Café Gratitude, Los Angeles, CA – 100% vegan and organic may be the current mantra of L.A., but this popular mini-chain, with 3 locations throughout the city, has been serving up yumminess since 2004. The bright beautiful beachy interiors will make you want to linger for multiple courses.

5 Essential Truths That Unite The World (From Someone Who Travels For A Living)

 Linden in Thailand | photo: @sfreneenyc for Pravassa

Linden in Thailand | photo: @sfreneenyc for Pravassa

From the time I got my first passport at 16, I've had a case of wanderlust.

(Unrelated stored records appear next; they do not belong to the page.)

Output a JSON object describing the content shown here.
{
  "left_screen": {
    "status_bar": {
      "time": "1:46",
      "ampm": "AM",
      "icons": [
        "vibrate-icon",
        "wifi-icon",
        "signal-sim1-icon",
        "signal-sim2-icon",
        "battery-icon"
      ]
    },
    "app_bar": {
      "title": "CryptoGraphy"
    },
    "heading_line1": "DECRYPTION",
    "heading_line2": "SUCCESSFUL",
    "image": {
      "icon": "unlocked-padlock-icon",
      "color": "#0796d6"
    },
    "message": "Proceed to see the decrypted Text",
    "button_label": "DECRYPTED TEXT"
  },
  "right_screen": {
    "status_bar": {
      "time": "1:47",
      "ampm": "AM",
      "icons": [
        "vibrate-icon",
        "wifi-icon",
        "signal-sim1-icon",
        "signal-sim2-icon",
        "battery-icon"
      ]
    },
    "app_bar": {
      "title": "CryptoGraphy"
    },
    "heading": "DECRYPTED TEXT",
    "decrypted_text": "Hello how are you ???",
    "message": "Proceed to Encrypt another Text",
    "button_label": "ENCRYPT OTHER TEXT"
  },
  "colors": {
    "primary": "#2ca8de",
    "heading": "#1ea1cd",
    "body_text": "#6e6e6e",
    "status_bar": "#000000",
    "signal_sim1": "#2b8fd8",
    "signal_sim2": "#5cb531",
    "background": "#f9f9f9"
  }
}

The need for constant exploration has taken me across six continents and into 40 countries and counting. Traveling opens your eyes to the fact that no matter our race, religion, ethnicity, or circumstance, we are all in this together. As Mark Twain so famously wrote, "Travel is fatal to prejudice, bigotry, and narrow-mindedness."

No matter where in the world I find myself, my journey of discovery has led to these universal truths.

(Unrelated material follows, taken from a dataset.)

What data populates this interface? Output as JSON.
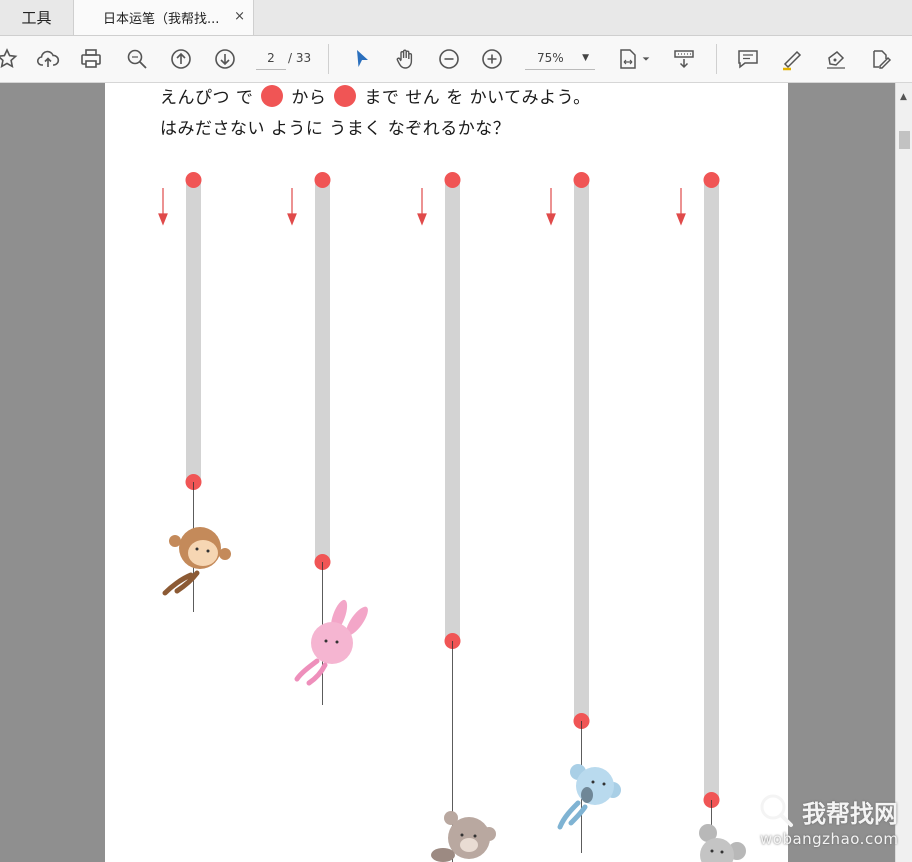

1. Simple is better.

During a family vacation I took as a child, my mother accused the maid at our hotel of stealing her engagement ring. After a day of upheaval, my mom found her ring, secreted away in a hidden layer of her suitcase. She had been so afraid of losing the ring that she had actually hidden it from herself. After much embarrassment and profuse apologizing, nothing like this ever happened again—to my mom or me.

The experience taught me once and for all that you need less than you think when you travel. Today, I advocate for using a carry-on whether you're traveling for five days or five weeks. Having less with you at the start of your trip is physically and spiritually freeing, and it shows you can really survive on less than you think.

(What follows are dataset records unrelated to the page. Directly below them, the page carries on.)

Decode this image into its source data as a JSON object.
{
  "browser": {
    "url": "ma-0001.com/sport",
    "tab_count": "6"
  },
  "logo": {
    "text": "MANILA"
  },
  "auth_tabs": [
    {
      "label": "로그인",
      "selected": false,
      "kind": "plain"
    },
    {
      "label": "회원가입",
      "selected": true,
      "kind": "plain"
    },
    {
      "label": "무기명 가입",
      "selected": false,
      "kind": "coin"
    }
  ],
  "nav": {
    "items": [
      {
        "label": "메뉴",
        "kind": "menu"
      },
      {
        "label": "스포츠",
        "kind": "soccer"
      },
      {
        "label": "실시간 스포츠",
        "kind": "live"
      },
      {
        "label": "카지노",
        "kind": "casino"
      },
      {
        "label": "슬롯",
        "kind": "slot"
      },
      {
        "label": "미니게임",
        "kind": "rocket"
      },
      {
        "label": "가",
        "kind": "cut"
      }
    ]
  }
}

2. Intuition is your guide.

Fear stops many people from ever taking a step outside their comfort zone, let alone outside their country. Remember that some basic common sense and intuition is all you need to head in the right direction. A motorbike ride up a mountainside, a trek through the woods, dinner with a family of strangers—these are all experiences that have enhanced my travels. I've embarked on these somewhat uncomfortable adventures because they felt right, and I've declined a fair share of offers that did not. You know more than you think, so be open to your intuition and trust what your body tells you.

3. Plans change.

Traveling is a lesson on relinquishing control, as something is always bound to go wrong on the road. Life goes on after canceled flights, lost hotel reservations, sudden changes in local government, and other unexpected hiccups. Sometimes these diversions from the original itinerary can even lead to unexpected lessons or exciting discoveries. Stressing out over the things you cannot change is wasted energy. Early on in my travels, I began leaning on my yoga teachings and quickly noticed that being able to go with the flow can mean the difference between an amazing trip and a terrible one.

4. You have the power to make someone's day.

Energy, both good and bad, is contagious. If you make the decision to start your vacation on a positive note—saying hello to the person next to you before you curl up to sleep on the plane, smiling at the taxi driver who picks you up from the airport, learning how to say "thank you" in a new language—you can set yourself up for a wonderful experience. It may not always be easy, especially when your plans change, but take a breath and tap into the feeling you had when you first booked your trip to give yourself a boost.

5. People are inherently good.

Travel is the best educator, and learning from other cultures is priceless. Everyone in the world is seeking a way to feel more connected and less alone. From the waitress I chatted with in a cafè in Istanbul to the history professor I met in Cairo to the young woman studying to be a nurse in India, I've connected with all types of new people and found it extremely easy to make friends on the road. These complete strangers have enhanced my travel plans by suggesting new things to see and do, inviting me to their dining tables so I wouldn't have to eat alone, and sharing their life stories—all of which have shifted how I relate to my surroundings. To me, these chance connections are what make the world so beautiful. - Linden Schaffer

Article originally appeared on MindBodyGreen